Canada's new cricket captain just getting started
For a kid from a family which doesn't play sport, Jimmy Hansra has done alright. For a kid who didn't play cricket seriously until he got to university, Canada's new captain has made exceptional progress in a short space of time.
Hansra, a 26-year-old middle order batsman and occasional offspin bowler, has succeeded his teammate Ashish Bagai as skipper of Canada's national team.
After enjoying a successful Cricket World Cup earlier this year, Hansra has just returned from Lauderhill, Fla., where he led Canada to victory in the ICC Americas Championship. Impressive stuff for a player dismissed for a second-ball duck in his Canadian senior debut less than two years ago.
Perhaps we should not be surprised. Hansra's rise in cricketing circles has been anything but conventional.
"I made a thousand runs with a $3 bat," he laughed, remembering his formative years in the game. For a man born in the northern Indian city of Ludhiana, where he lived until the age of 14, when his family immigrated to Canada, it is mildly shocking to hear cricket was not his first love.
"I played soccer and basketball," Hansra recalled of his high school days in Penticton, B.C.
"Nobody knew anything about cricket. They thought I was talking about insects!"
Hansra was a useful striker and leading scorer for Pen High before the big city beckoned.
He remembers "padding up" for the first time as recently as 2004. Hansra had moved to Vancouver to study structural engineering at UBC. Cricket was a weekend sport with Abbottsford CC that slotted conveniently with his academic work.
It didn't take long for his talent to catch the eye. Hansra rose through the ranks of the league and provincial teams before joining the national team in 2009.
"Four years ago, I was playing Division 3 cricket in Abbottsford. Today, I'm captain of Canada!" he enthused, as though he can hardly believe it himself.
Certainly, Hansra enhanced his credentials at the recent Cricket World Cup. He made 43 versus Pakistan and followed that with successive knocks of 70 against both Kenya and New Zealand. When Bagai decided to stand down as captain after the tournament, Hansra's name was at the top of a very short shortlist.
"I'm honoured more than surprised,' he said. "Playing cricket full time is a dream come true."
Hansra is determined to help raise the standard and profile of the sport in Canada, believing there are many others who can follow in his footsteps.
He is encouraged by the International Cricket Council's decision to overturn its ban on smaller cricketing nations, like Canada, competing in future World Cups. Cricket Canada and the ICC's other associate members now get the chance to qualify for the next edition in 2015.

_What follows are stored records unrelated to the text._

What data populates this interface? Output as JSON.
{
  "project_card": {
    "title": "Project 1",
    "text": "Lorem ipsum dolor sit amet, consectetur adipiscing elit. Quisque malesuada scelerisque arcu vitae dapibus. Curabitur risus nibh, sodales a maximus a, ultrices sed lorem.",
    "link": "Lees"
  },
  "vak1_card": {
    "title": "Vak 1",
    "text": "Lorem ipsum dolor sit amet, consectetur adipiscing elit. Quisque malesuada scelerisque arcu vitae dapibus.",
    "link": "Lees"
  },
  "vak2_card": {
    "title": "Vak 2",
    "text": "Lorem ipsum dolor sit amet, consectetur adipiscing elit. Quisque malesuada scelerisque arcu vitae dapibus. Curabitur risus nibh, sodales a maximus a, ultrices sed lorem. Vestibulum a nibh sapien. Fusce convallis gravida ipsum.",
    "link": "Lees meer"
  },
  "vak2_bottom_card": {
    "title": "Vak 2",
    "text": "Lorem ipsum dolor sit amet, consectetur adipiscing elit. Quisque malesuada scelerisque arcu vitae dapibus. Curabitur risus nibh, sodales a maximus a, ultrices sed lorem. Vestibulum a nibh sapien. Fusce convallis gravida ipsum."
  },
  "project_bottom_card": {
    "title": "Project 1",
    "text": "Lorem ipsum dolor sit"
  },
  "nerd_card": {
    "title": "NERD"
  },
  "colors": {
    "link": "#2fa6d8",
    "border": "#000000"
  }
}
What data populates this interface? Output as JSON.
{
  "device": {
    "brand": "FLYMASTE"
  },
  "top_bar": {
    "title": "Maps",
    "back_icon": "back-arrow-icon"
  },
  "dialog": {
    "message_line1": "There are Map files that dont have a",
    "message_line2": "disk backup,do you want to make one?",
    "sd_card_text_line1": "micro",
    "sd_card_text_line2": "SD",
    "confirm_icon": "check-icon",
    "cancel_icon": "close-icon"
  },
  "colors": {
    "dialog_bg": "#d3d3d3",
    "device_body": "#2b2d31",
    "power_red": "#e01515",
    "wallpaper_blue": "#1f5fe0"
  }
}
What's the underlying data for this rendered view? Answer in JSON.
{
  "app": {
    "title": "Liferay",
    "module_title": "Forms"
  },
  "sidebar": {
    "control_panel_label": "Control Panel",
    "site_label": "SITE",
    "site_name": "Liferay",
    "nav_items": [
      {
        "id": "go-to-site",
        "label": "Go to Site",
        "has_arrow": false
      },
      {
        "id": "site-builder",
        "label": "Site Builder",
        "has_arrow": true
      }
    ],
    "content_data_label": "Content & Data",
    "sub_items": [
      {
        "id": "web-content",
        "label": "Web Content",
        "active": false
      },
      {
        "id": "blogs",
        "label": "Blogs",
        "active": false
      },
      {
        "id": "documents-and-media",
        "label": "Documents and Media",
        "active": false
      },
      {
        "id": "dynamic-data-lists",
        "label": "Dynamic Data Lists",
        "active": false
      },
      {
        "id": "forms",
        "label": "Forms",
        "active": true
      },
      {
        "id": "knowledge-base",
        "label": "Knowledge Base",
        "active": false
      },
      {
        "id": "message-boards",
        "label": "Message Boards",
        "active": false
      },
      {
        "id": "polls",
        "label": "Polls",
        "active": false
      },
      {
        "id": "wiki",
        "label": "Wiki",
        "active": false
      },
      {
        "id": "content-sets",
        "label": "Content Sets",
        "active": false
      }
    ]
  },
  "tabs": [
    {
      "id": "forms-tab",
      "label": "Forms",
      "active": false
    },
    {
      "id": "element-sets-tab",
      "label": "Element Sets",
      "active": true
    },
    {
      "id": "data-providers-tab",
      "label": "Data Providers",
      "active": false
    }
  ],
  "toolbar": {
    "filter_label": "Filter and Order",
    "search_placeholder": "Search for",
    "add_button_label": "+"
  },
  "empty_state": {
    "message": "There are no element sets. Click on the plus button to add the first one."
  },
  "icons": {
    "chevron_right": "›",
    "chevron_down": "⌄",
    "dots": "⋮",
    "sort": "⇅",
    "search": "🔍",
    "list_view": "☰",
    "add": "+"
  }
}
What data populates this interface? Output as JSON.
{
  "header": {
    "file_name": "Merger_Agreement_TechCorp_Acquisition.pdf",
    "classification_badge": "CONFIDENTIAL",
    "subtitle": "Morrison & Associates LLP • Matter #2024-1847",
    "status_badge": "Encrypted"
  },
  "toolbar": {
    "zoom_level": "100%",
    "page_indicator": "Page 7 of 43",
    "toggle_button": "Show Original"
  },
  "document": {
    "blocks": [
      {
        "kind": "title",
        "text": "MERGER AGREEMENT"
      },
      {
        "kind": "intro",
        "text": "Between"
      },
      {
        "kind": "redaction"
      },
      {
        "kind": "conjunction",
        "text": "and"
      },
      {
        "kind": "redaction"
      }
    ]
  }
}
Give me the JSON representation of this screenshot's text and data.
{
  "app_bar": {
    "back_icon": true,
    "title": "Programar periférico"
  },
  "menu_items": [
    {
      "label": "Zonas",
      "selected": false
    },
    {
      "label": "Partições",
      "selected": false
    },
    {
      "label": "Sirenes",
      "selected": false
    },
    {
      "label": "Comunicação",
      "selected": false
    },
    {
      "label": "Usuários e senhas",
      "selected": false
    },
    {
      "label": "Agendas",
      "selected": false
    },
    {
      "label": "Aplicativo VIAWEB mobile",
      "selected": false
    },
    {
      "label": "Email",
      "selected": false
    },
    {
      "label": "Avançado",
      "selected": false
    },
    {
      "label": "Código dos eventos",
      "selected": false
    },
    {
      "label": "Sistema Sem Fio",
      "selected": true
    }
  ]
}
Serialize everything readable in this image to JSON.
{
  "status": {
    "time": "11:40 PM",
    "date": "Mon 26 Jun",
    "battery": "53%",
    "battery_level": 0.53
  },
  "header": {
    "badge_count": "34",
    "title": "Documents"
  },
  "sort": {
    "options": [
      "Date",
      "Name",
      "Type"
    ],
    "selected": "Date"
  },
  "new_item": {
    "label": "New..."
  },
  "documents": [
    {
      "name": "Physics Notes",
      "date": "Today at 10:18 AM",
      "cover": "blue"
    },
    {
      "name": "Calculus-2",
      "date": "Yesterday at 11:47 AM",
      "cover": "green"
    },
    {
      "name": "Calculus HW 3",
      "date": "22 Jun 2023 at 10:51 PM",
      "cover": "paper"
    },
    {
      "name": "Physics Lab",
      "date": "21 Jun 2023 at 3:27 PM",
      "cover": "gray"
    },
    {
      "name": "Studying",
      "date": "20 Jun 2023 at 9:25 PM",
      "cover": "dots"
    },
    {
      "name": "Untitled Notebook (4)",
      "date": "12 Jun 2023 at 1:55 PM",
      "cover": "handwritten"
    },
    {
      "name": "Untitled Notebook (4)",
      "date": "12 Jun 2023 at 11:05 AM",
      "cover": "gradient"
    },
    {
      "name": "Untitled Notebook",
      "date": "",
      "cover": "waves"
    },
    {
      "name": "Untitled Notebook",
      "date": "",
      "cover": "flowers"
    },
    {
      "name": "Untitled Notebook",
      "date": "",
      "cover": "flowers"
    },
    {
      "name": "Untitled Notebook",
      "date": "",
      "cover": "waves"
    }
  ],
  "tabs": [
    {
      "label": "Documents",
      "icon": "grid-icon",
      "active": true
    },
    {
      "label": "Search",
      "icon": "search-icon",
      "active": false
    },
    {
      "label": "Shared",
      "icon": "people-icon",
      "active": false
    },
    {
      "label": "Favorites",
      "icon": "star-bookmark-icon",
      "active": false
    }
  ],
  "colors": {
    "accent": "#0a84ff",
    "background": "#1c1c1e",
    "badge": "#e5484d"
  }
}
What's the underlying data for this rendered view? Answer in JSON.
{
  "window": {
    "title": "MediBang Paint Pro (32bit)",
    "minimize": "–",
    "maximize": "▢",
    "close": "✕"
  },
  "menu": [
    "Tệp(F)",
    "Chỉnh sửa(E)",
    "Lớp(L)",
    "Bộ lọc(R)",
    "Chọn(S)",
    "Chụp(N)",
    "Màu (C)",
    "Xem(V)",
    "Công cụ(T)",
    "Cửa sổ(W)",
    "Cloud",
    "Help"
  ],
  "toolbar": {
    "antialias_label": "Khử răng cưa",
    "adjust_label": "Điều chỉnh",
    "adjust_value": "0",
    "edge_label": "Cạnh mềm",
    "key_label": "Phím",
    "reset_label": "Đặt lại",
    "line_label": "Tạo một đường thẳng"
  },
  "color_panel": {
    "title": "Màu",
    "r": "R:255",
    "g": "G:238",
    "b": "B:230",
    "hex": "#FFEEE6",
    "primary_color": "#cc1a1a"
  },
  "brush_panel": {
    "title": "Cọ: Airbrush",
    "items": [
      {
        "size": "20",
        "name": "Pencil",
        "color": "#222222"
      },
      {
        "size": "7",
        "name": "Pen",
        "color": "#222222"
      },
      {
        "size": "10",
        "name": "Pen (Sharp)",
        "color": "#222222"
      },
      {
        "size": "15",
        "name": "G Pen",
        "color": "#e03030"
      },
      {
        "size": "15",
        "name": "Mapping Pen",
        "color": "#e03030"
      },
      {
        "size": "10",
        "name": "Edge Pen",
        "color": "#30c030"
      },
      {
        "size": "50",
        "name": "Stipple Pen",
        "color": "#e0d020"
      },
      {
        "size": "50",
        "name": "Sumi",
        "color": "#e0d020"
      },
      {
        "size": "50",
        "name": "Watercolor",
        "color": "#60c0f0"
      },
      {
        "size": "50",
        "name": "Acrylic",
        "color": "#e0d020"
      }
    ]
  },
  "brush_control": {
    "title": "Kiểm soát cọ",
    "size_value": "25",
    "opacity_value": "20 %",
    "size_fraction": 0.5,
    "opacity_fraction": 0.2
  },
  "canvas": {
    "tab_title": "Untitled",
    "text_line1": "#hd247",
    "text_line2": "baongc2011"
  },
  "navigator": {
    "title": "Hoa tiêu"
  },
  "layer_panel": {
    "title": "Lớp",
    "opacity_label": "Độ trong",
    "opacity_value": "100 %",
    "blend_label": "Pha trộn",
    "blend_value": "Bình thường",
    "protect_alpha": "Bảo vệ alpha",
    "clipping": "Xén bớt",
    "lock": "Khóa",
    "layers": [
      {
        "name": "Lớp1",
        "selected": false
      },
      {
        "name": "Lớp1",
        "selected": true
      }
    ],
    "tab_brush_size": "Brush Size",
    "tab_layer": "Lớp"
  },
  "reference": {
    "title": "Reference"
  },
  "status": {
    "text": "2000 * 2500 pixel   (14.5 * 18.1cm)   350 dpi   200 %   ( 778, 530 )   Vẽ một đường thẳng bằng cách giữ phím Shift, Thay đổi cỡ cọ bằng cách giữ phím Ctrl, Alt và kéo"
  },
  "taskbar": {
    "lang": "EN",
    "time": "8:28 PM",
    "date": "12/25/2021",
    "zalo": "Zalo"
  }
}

"We have to do much better," Hansra insisted. "It's a new chapter in Canadian cricket," a reference to the talented crop of younger players who have the time to mature before the next World Cup.
There is plenty to keep Hansra and his team occupied between now and then. Afghanistan and Trinidad and Tobago are due in Canada next month before Hansra leads his team to Dublin in September for an Intercontinental Cup series against Ireland. It will leave him little time to indulge his other sporting passion. As a man who knows his soccer, Hansra is a big fan of European champions FC Barcelona.
The $3 bat is long gone. But not the ambition and passion which has helped Hansra rise to the top of Canadian cricket. At this rate, it surely won't be long before he winds up on the Wall of Fame back at Pen High.